Go through the listing below. Copy each line that has the string "title".
====== THE DATA
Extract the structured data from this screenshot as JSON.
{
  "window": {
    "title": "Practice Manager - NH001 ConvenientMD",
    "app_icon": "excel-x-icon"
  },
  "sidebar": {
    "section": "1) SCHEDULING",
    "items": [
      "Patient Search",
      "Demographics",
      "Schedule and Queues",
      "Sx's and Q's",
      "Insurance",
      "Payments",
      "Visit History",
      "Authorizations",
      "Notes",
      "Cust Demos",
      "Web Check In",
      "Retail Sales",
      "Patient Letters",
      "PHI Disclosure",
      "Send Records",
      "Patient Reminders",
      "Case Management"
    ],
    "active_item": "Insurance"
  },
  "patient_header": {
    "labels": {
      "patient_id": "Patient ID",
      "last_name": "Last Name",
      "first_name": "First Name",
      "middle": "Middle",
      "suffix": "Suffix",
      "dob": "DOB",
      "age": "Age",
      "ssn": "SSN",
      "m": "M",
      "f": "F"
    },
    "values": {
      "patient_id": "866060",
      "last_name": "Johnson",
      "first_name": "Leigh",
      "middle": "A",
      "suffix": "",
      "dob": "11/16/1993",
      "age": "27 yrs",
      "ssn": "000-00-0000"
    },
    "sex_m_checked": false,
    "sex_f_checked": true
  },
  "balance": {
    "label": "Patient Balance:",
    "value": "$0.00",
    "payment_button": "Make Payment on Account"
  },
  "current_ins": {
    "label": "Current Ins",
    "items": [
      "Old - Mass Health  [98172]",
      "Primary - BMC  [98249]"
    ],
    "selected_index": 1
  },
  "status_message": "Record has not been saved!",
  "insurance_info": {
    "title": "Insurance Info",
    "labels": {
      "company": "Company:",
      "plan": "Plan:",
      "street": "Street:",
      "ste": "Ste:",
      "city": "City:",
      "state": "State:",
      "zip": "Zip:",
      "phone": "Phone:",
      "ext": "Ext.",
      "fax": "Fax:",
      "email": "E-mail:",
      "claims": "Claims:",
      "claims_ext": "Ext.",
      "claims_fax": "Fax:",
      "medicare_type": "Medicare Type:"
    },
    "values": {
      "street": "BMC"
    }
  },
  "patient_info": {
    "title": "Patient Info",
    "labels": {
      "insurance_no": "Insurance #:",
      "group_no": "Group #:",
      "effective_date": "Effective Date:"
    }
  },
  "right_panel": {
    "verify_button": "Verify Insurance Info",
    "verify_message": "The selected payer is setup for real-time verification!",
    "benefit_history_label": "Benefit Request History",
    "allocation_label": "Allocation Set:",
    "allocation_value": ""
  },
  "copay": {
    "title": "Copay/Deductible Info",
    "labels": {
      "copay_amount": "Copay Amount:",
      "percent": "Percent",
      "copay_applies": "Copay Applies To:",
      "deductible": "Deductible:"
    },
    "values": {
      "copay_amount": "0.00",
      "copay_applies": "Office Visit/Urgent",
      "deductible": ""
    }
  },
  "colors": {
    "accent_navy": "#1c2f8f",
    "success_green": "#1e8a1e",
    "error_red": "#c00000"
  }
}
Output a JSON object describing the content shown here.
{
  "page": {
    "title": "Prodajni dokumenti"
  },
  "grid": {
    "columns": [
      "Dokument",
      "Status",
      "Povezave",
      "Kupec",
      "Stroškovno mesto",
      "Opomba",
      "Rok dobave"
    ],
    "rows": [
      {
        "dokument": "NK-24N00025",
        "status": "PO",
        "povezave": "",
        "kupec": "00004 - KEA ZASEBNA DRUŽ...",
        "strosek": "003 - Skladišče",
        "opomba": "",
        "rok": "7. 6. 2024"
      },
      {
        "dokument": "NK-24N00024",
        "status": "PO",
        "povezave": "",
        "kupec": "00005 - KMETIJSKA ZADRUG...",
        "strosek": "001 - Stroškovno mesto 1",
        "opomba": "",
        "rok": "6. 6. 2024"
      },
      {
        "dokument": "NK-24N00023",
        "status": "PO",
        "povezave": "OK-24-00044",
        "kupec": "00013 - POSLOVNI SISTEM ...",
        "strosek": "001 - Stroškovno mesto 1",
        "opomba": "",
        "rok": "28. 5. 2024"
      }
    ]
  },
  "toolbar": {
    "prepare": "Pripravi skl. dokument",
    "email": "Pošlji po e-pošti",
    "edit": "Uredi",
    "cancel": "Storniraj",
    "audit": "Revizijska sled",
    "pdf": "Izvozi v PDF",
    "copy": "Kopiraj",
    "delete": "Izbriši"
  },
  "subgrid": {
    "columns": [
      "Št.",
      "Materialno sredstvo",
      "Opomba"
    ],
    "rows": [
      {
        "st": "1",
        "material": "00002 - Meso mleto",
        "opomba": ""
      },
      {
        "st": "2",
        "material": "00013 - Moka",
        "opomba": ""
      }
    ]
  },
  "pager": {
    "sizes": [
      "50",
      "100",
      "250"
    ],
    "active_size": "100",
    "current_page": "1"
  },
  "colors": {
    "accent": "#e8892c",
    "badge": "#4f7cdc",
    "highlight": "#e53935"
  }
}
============
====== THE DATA
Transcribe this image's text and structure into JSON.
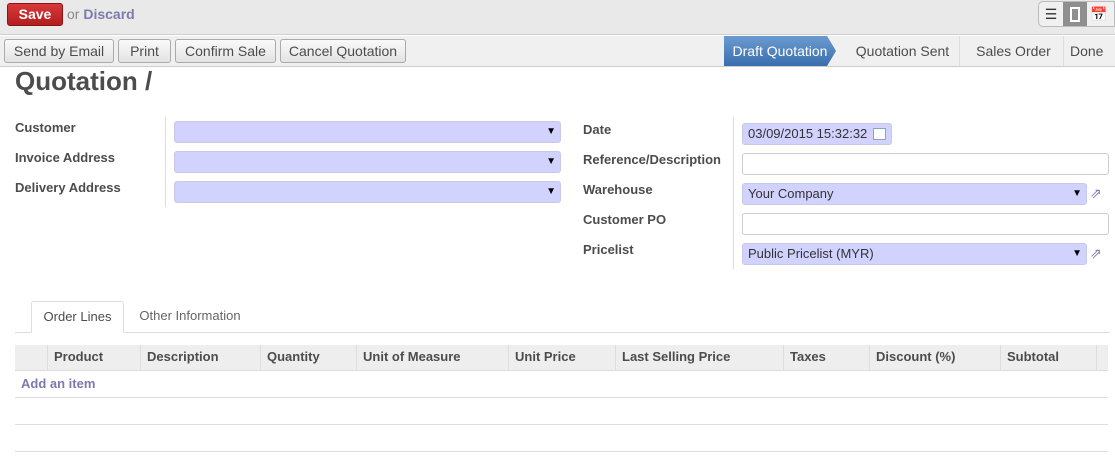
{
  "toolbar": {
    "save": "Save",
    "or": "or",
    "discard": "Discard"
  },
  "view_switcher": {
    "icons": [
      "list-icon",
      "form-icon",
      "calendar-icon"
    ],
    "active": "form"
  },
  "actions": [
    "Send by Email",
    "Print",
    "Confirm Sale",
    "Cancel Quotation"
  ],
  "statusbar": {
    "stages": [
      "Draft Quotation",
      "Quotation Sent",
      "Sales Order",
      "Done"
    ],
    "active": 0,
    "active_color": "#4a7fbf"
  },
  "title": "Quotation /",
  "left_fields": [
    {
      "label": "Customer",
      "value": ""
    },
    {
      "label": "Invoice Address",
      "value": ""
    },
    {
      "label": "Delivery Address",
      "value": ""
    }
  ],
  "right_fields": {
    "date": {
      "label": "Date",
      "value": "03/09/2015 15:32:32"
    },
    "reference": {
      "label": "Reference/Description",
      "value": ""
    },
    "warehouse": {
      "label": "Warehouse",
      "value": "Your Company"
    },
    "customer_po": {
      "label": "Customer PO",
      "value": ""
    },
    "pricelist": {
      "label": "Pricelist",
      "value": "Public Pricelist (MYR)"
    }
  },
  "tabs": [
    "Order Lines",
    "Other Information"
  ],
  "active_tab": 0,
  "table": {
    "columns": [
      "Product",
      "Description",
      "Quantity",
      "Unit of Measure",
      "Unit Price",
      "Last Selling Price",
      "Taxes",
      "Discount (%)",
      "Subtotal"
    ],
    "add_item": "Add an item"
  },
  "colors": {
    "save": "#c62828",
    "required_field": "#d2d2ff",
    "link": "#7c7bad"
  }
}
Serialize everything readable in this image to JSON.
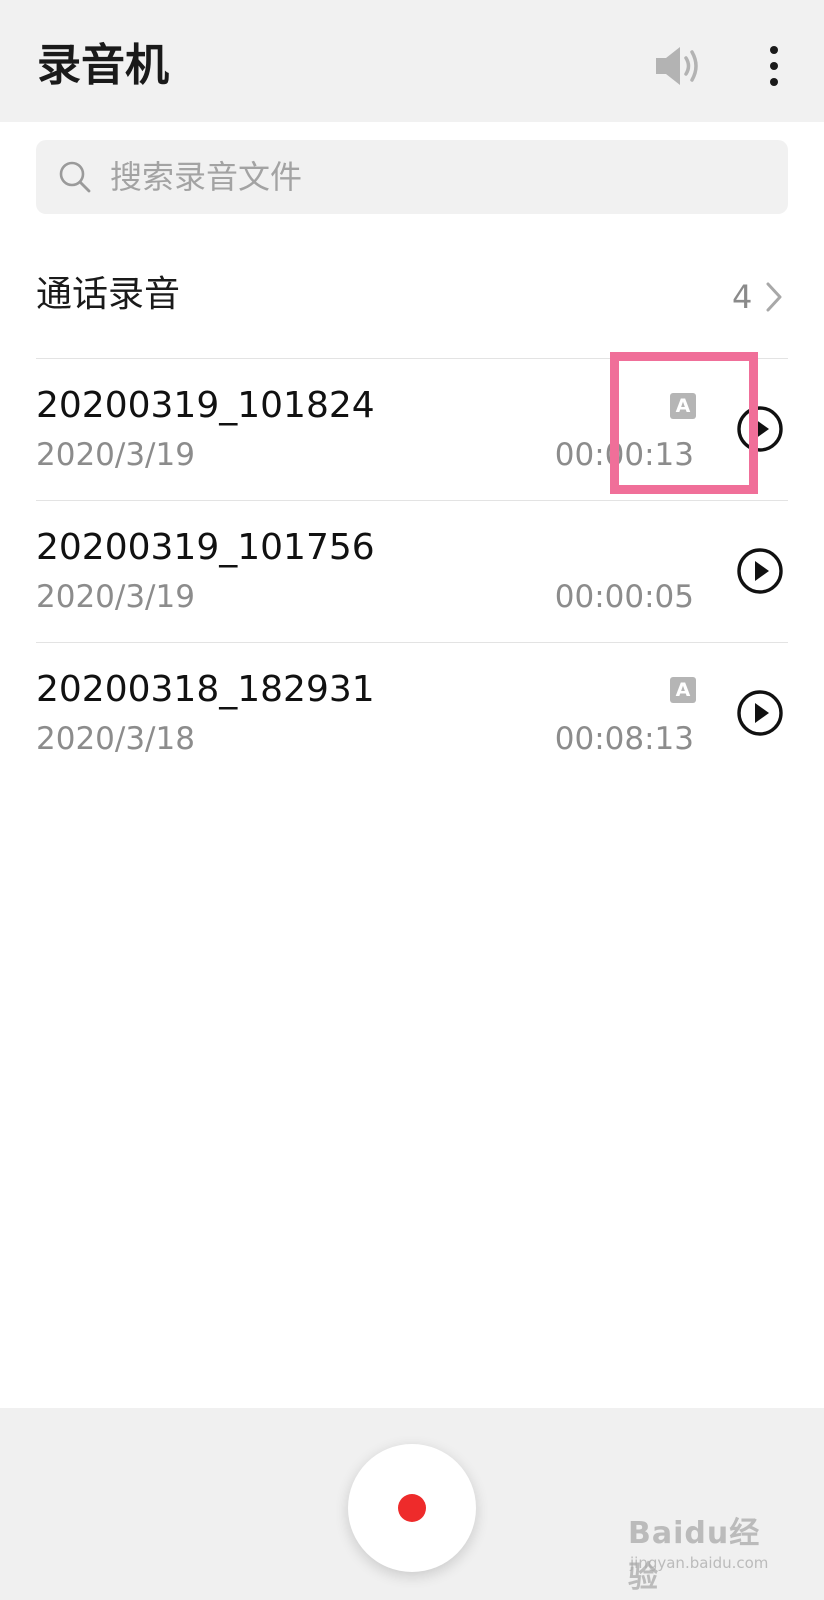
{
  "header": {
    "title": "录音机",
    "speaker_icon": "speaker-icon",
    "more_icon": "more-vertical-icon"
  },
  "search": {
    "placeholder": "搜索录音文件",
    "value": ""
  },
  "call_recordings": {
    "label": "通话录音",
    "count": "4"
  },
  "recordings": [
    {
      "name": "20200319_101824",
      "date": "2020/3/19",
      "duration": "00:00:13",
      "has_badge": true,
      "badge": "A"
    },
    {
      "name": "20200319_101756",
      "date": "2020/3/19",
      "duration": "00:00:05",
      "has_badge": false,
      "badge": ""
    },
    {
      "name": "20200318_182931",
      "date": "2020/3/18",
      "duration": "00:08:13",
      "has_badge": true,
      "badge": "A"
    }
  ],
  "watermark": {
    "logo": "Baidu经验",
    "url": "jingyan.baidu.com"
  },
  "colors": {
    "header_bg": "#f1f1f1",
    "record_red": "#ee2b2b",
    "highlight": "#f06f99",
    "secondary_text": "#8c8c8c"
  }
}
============
**RESPONSE BOX:**
    "title": "Practice Manager - NH001 ConvenientMD",
    "title": "Insurance Info",
    "title": "Patient Info",
    "title": "Copay/Deductible Info",
    "title": "Prodajni dokumenti"
  "title": "Quotation /",
    "title": "录音机",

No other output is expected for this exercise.